WHAT THE TASK ASKS: Your task is to find every line of the data that holds the string "中华人民共和国宪法修正案" and copy it.

INFORMATION PROVIDED:
####################

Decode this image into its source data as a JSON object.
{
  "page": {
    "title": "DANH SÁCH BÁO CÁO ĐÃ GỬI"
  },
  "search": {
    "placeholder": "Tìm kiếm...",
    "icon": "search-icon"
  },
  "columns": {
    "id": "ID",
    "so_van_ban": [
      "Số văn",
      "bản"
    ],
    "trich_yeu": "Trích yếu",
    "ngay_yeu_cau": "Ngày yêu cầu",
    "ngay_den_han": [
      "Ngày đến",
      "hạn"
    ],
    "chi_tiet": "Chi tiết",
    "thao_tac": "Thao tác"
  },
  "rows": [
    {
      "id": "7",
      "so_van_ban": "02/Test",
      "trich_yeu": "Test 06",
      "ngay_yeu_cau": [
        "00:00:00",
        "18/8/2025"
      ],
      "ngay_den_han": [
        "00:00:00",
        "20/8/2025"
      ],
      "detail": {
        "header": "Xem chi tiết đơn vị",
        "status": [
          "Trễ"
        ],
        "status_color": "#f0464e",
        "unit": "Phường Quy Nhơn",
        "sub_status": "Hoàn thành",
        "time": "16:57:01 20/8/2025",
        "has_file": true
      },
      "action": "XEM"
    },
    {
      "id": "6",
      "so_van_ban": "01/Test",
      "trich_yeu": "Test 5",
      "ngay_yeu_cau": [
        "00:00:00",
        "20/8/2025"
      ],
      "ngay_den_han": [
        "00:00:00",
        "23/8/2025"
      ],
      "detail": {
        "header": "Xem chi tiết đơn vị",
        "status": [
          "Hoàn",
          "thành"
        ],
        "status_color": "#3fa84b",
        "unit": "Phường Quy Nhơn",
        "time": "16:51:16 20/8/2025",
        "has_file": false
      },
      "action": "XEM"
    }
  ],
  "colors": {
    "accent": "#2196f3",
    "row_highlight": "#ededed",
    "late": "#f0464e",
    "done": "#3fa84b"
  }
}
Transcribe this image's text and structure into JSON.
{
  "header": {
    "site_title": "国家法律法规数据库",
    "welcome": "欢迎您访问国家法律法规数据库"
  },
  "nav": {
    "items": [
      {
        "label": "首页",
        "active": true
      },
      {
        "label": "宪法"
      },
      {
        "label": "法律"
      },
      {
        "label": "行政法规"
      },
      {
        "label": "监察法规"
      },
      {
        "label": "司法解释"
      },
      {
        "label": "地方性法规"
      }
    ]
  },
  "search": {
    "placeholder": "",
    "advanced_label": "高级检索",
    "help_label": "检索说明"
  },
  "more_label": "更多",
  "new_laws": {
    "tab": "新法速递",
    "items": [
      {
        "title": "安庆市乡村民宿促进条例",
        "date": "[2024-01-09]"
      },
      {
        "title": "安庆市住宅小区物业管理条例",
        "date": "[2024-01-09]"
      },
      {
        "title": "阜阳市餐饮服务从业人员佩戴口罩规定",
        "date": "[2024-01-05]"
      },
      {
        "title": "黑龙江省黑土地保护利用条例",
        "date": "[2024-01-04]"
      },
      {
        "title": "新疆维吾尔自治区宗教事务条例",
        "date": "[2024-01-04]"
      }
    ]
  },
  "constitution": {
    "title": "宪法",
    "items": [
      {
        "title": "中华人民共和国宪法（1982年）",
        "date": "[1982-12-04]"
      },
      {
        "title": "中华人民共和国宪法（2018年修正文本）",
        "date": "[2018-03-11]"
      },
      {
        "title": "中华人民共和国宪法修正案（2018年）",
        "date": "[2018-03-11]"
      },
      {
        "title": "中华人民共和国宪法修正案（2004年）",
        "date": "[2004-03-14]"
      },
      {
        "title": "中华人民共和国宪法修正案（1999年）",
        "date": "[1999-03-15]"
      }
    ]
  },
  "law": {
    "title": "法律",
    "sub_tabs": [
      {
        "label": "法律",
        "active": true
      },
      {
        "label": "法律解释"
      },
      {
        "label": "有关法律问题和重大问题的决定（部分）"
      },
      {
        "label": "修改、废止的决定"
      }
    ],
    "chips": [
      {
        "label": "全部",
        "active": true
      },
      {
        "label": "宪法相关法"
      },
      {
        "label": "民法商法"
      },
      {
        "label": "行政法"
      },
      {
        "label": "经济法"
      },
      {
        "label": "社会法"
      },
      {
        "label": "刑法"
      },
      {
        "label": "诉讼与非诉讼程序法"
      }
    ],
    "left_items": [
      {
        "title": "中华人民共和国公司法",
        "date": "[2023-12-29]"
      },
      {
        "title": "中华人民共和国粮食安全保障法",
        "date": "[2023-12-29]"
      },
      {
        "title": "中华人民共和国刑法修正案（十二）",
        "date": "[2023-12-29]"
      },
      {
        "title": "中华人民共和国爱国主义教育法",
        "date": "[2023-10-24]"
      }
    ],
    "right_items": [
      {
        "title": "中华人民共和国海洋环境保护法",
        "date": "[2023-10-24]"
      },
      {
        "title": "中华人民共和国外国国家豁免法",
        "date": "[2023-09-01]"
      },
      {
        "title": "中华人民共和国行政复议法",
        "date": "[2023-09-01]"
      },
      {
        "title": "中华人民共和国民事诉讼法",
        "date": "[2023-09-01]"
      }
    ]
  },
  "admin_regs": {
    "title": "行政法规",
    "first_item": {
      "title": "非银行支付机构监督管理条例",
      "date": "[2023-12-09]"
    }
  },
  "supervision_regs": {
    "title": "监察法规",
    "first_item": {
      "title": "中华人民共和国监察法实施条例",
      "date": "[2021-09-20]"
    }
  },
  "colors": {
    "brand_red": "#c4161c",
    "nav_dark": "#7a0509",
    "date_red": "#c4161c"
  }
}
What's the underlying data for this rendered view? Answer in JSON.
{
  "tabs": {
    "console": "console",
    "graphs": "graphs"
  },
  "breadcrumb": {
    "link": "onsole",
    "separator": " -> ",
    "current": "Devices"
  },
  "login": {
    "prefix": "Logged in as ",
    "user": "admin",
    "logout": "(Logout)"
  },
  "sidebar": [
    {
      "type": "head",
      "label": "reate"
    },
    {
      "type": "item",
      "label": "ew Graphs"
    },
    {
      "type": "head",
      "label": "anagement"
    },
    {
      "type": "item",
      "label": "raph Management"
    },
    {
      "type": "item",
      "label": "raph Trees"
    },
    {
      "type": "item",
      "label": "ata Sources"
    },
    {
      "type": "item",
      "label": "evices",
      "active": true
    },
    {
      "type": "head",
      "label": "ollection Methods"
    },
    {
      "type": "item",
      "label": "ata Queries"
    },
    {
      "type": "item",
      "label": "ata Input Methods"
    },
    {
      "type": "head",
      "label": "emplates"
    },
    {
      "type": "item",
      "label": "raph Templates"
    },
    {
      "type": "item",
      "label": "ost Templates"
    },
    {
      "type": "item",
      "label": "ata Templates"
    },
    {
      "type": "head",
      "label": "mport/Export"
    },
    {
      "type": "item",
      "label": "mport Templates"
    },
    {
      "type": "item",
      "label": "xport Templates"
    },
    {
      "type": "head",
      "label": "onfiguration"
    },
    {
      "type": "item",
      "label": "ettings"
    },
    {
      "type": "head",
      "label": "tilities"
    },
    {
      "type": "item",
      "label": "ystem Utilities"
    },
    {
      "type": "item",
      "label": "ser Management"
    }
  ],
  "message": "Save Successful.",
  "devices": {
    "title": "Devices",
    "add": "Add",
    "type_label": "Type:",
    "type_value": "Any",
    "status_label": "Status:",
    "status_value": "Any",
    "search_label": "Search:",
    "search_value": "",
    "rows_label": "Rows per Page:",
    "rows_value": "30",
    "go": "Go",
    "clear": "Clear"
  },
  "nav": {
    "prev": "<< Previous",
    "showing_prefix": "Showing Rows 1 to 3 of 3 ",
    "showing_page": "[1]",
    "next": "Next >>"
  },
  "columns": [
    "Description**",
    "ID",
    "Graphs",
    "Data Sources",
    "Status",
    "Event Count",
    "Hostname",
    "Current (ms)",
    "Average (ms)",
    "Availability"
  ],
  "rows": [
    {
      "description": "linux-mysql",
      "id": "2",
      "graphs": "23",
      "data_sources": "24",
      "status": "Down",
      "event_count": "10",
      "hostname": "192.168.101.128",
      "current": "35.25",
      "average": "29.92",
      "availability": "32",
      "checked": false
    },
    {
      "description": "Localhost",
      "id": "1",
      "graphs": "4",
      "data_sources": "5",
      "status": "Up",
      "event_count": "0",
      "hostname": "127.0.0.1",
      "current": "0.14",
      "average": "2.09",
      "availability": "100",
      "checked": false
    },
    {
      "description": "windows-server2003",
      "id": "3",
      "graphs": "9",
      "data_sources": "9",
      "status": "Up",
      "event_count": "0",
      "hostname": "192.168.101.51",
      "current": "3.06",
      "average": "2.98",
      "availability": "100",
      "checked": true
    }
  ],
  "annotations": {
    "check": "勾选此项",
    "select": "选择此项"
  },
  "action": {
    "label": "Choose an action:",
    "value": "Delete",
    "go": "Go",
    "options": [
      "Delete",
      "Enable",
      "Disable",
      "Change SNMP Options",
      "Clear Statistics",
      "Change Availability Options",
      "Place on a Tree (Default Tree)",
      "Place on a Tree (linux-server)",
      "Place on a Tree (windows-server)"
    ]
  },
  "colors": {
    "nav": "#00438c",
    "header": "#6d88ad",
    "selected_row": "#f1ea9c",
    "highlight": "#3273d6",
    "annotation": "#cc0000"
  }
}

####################

ANSWER TO THIS PROBLEM:
        "title": "中华人民共和国宪法修正案（2018年）",
        "title": "中华人民共和国宪法修正案（2004年）",
        "title": "中华人民共和国宪法修正案（1999年）",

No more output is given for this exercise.